[Items from a data source]
+--
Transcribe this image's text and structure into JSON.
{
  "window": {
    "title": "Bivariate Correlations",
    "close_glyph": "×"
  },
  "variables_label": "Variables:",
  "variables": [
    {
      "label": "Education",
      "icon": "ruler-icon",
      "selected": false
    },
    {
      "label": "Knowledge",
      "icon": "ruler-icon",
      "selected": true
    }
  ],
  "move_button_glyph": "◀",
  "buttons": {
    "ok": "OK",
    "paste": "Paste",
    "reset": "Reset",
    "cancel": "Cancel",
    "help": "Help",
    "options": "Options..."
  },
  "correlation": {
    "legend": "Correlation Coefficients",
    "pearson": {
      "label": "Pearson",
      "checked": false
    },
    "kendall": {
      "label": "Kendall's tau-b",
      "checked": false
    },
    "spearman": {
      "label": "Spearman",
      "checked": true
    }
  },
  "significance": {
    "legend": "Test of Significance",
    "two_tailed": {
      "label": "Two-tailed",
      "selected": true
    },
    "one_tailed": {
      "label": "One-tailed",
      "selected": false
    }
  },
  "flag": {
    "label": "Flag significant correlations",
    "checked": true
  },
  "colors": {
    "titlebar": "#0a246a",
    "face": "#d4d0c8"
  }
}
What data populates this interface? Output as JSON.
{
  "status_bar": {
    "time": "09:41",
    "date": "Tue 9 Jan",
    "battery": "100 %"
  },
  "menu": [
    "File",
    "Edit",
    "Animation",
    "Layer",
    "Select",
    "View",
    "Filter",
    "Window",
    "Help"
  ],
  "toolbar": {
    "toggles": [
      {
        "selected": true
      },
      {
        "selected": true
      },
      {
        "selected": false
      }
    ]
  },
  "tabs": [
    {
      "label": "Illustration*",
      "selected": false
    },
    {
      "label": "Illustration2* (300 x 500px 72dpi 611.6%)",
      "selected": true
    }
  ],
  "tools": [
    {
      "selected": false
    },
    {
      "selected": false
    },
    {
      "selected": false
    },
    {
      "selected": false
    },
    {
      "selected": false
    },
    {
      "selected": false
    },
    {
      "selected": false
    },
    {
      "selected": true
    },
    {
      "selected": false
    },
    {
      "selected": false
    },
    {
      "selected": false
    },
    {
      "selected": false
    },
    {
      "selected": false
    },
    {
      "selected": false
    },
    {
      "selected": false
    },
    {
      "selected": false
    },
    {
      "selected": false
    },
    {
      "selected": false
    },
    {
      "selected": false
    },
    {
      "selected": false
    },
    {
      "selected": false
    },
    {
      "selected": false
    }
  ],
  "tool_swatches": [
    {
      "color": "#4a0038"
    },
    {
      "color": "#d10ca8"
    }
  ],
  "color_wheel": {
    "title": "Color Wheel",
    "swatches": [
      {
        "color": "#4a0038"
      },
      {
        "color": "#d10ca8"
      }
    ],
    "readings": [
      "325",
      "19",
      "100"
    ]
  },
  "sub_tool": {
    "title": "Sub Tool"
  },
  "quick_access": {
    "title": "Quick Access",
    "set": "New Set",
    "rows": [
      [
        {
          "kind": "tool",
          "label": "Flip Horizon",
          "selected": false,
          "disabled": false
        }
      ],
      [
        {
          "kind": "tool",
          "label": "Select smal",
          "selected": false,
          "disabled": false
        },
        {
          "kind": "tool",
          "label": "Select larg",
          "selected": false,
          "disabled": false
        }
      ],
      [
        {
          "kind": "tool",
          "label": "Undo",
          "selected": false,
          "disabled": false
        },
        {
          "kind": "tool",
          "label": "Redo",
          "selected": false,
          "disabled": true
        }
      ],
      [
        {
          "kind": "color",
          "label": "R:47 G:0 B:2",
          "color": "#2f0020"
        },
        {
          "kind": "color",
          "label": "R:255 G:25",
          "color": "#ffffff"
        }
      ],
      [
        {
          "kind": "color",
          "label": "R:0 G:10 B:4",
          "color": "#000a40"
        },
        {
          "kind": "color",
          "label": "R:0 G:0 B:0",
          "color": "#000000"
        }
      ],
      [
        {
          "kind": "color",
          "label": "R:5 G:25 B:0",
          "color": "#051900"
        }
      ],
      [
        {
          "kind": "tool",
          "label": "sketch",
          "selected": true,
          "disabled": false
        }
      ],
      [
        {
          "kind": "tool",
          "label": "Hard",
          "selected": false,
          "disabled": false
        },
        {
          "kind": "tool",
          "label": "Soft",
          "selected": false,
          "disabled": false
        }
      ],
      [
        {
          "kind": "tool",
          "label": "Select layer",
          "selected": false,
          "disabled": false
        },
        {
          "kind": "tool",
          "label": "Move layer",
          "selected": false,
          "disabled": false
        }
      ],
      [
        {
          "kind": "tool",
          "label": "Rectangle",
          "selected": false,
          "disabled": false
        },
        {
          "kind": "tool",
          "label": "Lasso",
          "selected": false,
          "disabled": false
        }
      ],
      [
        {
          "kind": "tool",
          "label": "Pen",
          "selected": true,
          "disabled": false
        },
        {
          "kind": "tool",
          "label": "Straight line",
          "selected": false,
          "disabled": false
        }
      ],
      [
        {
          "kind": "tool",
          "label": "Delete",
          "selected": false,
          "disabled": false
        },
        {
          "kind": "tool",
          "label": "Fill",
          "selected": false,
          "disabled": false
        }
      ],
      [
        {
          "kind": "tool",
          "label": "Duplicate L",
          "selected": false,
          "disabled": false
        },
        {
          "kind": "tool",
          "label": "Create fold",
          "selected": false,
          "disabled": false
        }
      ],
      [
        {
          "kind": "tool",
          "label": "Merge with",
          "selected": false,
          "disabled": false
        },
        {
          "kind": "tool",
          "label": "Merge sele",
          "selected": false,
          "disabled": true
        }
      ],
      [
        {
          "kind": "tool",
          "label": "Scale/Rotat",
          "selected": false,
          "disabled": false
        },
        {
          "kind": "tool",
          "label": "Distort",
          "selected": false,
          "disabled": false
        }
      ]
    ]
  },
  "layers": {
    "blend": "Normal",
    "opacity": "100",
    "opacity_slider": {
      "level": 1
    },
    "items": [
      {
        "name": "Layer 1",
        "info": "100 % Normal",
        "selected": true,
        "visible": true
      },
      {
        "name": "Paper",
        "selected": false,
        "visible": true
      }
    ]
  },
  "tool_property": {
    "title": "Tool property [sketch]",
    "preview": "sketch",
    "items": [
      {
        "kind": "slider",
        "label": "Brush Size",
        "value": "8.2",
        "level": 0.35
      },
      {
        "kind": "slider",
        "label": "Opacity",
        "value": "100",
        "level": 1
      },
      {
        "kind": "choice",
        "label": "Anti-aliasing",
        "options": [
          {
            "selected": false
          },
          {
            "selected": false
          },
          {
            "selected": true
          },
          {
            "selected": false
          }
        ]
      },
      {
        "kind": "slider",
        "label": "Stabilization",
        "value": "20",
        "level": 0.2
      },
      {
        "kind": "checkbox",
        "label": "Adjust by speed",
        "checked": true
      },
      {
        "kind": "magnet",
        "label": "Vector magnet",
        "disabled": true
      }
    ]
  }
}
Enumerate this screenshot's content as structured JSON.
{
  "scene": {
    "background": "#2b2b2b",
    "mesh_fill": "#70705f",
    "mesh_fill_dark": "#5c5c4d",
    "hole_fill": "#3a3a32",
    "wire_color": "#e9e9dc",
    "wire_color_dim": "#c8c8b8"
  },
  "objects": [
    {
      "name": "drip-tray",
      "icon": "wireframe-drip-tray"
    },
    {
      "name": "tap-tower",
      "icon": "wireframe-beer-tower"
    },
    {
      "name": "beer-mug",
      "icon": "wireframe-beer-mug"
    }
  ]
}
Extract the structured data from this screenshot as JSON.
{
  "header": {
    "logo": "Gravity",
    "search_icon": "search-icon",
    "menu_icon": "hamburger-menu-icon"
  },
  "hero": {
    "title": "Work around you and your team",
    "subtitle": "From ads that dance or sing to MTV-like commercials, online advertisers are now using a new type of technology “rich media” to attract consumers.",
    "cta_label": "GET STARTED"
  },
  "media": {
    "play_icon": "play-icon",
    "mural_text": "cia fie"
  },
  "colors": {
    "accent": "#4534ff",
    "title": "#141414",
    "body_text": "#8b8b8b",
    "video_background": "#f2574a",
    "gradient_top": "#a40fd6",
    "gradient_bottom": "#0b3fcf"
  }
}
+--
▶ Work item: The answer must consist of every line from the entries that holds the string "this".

▶ Output of the task:
Transcribe this image's text and structure into JSON.
What data populates this interface? Output as JSON.
Enumerate this screenshot's content as structured JSON.
Extract the structured data from this screenshot as JSON.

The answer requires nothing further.